Let’s set the record straight. Hydrangeas are far from dead, in fact, the oak leaf varieties are right now putting on a banner show. They did, however, mostly look dead this spring. Winter as you may recall, was quite mild. On Christmas Day we almost considered eating outside. Plants were fooled by the warm temperatures into producing lush buds all set to leaf out and flower, when they were struck by a hard, late frost. Mop heads bloom on ‘old’ wood (meaning wood that was produced during the previous growing season). So the net effect was that all the tender buds and canes on the plants were lost to the unexpected frost. The plant effectively died down to the ground. The root system, however, was fine which is really what you need to care most about.

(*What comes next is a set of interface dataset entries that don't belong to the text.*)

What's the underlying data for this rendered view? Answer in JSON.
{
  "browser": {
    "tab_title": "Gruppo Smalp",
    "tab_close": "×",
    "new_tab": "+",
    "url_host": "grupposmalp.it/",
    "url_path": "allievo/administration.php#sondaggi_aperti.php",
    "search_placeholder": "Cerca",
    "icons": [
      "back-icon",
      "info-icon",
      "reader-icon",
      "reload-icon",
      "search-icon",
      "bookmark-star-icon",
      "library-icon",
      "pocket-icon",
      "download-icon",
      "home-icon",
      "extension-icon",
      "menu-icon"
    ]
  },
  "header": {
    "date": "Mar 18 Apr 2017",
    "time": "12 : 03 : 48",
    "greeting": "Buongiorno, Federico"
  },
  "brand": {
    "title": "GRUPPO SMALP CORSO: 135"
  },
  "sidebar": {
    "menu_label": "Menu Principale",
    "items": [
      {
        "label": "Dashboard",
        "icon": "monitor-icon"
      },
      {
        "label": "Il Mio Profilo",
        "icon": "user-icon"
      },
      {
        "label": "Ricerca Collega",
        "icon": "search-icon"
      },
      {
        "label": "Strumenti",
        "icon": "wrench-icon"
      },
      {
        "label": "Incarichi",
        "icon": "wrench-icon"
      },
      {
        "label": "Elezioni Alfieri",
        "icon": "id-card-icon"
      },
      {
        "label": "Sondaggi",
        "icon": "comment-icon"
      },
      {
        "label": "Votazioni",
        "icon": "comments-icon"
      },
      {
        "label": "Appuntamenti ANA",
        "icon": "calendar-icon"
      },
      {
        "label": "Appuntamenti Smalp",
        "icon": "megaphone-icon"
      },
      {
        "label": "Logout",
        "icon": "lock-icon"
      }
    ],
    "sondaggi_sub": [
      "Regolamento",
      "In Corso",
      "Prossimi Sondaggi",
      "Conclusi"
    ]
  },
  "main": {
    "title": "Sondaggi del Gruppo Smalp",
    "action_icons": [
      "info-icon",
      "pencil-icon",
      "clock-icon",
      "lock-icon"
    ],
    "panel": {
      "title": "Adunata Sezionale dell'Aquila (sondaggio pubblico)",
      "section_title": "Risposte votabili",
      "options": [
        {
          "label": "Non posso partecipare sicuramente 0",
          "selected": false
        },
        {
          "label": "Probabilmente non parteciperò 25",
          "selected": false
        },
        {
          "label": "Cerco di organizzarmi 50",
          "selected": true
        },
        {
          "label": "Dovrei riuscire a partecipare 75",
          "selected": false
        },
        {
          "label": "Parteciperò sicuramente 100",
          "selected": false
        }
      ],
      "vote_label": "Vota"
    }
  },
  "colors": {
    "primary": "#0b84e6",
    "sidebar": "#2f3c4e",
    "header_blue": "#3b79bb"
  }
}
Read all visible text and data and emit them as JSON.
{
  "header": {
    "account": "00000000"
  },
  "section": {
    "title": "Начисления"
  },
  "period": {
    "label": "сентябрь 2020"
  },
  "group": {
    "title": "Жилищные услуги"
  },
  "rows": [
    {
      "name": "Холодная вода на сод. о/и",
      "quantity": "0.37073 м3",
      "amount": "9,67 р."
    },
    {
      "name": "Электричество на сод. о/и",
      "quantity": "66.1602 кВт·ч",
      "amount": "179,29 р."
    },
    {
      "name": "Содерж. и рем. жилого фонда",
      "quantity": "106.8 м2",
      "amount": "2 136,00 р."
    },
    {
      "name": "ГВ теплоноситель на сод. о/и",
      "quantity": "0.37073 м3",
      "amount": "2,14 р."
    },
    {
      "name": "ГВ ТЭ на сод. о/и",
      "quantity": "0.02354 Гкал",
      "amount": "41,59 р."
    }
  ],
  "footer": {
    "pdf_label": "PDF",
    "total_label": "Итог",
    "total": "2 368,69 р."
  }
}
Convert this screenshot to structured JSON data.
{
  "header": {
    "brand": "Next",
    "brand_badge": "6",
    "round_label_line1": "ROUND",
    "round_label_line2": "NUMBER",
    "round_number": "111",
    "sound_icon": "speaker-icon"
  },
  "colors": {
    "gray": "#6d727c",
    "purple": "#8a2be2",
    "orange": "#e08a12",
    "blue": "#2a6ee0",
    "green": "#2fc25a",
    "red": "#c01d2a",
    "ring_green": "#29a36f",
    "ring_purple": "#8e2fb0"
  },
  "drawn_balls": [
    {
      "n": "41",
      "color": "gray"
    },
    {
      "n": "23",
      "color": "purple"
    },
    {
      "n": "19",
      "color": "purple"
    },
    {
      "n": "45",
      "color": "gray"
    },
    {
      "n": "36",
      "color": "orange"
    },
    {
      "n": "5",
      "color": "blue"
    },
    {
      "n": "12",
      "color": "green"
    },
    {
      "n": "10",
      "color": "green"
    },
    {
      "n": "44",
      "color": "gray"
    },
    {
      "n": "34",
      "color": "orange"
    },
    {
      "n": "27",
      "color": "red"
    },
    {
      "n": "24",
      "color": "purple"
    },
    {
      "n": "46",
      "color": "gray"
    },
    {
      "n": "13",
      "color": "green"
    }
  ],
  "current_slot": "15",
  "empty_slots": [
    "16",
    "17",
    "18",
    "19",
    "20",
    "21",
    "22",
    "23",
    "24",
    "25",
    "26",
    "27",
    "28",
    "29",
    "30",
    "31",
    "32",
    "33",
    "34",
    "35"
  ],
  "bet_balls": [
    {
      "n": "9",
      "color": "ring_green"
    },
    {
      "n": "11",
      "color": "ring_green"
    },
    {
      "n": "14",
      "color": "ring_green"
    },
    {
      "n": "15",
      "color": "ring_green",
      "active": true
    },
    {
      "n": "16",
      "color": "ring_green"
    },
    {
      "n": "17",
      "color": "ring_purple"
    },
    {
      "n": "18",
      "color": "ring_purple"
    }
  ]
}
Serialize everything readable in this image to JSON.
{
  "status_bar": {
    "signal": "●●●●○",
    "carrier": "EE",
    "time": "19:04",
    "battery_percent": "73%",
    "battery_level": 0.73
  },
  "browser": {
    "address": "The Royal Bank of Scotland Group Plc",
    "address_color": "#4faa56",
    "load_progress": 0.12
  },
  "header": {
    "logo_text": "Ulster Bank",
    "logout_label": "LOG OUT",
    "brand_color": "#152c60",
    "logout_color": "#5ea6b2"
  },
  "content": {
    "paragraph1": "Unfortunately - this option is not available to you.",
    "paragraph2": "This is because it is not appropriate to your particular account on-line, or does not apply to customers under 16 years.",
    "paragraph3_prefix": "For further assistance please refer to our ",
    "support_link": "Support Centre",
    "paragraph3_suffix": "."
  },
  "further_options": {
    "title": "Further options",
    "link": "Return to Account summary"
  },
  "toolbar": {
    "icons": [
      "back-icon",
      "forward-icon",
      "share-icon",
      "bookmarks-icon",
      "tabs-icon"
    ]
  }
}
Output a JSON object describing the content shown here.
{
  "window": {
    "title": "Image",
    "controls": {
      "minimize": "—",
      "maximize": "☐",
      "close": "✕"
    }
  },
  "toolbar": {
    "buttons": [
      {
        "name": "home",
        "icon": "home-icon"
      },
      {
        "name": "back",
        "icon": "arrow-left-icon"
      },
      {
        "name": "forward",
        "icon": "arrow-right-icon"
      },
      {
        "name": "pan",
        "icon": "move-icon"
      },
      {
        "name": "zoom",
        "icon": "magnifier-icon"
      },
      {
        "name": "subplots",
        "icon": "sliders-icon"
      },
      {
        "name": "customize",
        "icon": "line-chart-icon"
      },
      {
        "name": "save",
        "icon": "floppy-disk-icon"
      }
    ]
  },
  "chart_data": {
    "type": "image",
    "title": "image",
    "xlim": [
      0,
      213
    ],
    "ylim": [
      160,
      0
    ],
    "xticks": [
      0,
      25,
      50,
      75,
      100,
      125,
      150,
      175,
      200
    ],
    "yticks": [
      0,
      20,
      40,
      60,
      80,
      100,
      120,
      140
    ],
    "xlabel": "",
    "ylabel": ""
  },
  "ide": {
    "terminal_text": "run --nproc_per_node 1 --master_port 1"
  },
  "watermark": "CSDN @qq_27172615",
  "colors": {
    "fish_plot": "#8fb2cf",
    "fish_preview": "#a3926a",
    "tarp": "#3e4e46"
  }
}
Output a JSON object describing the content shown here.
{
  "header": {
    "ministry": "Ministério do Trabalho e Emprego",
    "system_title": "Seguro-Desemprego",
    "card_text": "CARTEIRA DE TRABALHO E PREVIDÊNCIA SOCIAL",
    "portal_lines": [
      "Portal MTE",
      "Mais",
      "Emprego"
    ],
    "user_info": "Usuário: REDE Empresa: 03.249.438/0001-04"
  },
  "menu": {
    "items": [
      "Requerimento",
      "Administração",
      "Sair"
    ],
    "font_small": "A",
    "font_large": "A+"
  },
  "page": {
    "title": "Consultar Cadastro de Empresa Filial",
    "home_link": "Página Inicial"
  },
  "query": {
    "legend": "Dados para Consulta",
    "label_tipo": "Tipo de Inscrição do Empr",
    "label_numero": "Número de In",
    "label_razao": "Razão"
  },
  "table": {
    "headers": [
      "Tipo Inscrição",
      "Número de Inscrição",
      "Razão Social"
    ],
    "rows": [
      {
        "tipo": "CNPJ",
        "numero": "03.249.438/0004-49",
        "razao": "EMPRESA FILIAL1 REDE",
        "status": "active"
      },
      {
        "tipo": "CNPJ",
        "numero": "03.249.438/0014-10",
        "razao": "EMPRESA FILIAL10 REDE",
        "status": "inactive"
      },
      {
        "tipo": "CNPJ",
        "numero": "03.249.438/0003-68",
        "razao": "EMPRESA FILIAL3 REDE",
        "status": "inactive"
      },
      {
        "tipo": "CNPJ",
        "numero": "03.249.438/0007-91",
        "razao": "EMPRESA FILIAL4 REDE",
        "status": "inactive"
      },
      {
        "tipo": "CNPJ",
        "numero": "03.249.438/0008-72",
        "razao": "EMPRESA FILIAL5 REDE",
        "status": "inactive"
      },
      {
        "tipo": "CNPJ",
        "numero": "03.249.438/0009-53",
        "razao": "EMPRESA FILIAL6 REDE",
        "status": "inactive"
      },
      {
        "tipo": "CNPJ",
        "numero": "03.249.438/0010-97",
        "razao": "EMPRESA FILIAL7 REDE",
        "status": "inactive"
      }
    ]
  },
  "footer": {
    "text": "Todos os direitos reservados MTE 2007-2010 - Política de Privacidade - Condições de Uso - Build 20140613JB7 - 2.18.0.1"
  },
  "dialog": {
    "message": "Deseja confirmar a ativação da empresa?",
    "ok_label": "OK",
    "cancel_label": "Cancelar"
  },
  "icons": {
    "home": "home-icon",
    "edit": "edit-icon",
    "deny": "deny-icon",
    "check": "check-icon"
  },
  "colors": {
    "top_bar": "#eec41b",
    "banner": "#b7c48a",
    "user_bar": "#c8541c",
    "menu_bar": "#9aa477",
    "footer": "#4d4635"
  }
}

Since spring, hydrangeas have pushed up tremendous new growth from the base, effectively creating an entirely new shrub. Some of these new canes could flower this year, but most likely will create new wood that will flower next year. Varieties that flower on both ‘old’ and ‘new’ wood will see the most flower production this year.
So although I don’t predict a banner summer for mop heads or lace caps, the good news is that oak leafs (Snow Queen, Ruby Slippers), smooth hydrangeas (Annabelle and the newer Incrediball) and upright panicle types (Pee Gee, Limelight, Little Lime, Strawberry Vanilla) are doing beautifully and we look forward to enjoying their performances as the summer unfolds.
Then, as most typical garden lovers, we will dream some more about the flowers we love the most, and what they will look like in full flower in our gardens NEXT year.
The Suburban Lot is a monthly blog that highlights topics and issues unique to the suburban landscape. For assistance with any of the above information, please contact Mierop Design, a complete resource for landscape design, installation and property maintenance services.